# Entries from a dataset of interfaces
____

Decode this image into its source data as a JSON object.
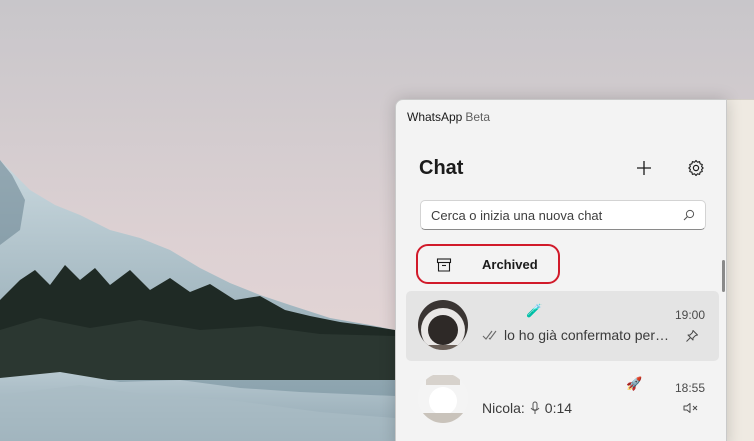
{
  "window": {
    "app_name": "WhatsApp",
    "badge": "Beta"
  },
  "header": {
    "title": "Chat",
    "new_chat_icon": "plus-icon",
    "settings_icon": "gear-icon"
  },
  "search": {
    "placeholder": "Cerca o inizia una nuova chat",
    "value": ""
  },
  "archived": {
    "label": "Archived",
    "icon": "archive-box-icon",
    "highlight_color": "#d11a2a"
  },
  "chats": [
    {
      "name_emoji": "🧪",
      "preview": "lo ho già confermato per…",
      "status_icon": "double-check-icon",
      "time": "19:00",
      "meta_icon": "pin-icon",
      "selected": true
    },
    {
      "name_emoji": "🚀",
      "sender": "Nicola:",
      "preview": "0:14",
      "status_icon": "microphone-icon",
      "time": "18:55",
      "meta_icon": "muted-icon",
      "selected": false
    }
  ]
}
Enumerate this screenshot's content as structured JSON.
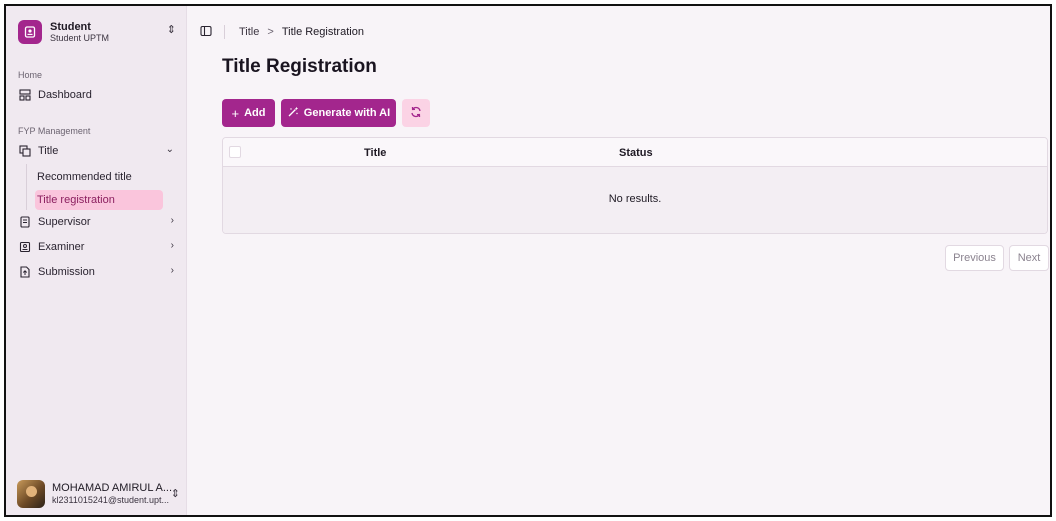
{
  "team": {
    "name": "Student",
    "subtitle": "Student UPTM"
  },
  "sidebar": {
    "group_home": "Home",
    "dashboard": "Dashboard",
    "group_fyp": "FYP Management",
    "title": "Title",
    "sub_items": [
      "Recommended title",
      "Title registration"
    ],
    "supervisor": "Supervisor",
    "examiner": "Examiner",
    "submission": "Submission"
  },
  "user": {
    "name": "MOHAMAD AMIRUL A...",
    "email": "kl2311015241@student.upt..."
  },
  "breadcrumb": {
    "parent": "Title",
    "separator": ">",
    "current": "Title Registration"
  },
  "page": {
    "title": "Title Registration"
  },
  "actions": {
    "add": "Add",
    "generate": "Generate with AI"
  },
  "table": {
    "columns": [
      "Title",
      "Status"
    ],
    "empty_text": "No results."
  },
  "pagination": {
    "previous": "Previous",
    "next": "Next"
  },
  "colors": {
    "accent": "#a3268d",
    "active_bg": "#fac5dc",
    "refresh_bg": "#fbd3e5"
  }
}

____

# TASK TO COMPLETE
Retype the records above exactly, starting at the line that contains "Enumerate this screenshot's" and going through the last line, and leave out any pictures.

# RESPONSE TO THE TASK
Enumerate this screenshot's content as structured JSON.
{
  "team": {
    "name": "Student",
    "subtitle": "Student UPTM"
  },
  "sidebar": {
    "group_home": "Home",
    "dashboard": "Dashboard",
    "group_fyp": "FYP Management",
    "title": "Title",
    "sub_items": [
      "Recommended title",
      "Title registration"
    ],
    "supervisor": "Supervisor",
    "examiner": "Examiner",
    "submission": "Submission"
  },
  "user": {
    "name": "MOHAMAD AMIRUL A...",
    "email": "kl2311015241@student.upt..."
  },
  "breadcrumb": {
    "parent": "Title",
    "separator": ">",
    "current": "Title Registration"
  },
  "page": {
    "title": "Title Registration"
  },
  "actions": {
    "add": "Add",
    "generate": "Generate with AI"
  },
  "table": {
    "columns": [
      "Title",
      "Status"
    ],
    "empty_text": "No results."
  },
  "pagination": {
    "previous": "Previous",
    "next": "Next"
  },
  "colors": {
    "accent": "#a3268d",
    "active_bg": "#fac5dc",
    "refresh_bg": "#fbd3e5"
  }
}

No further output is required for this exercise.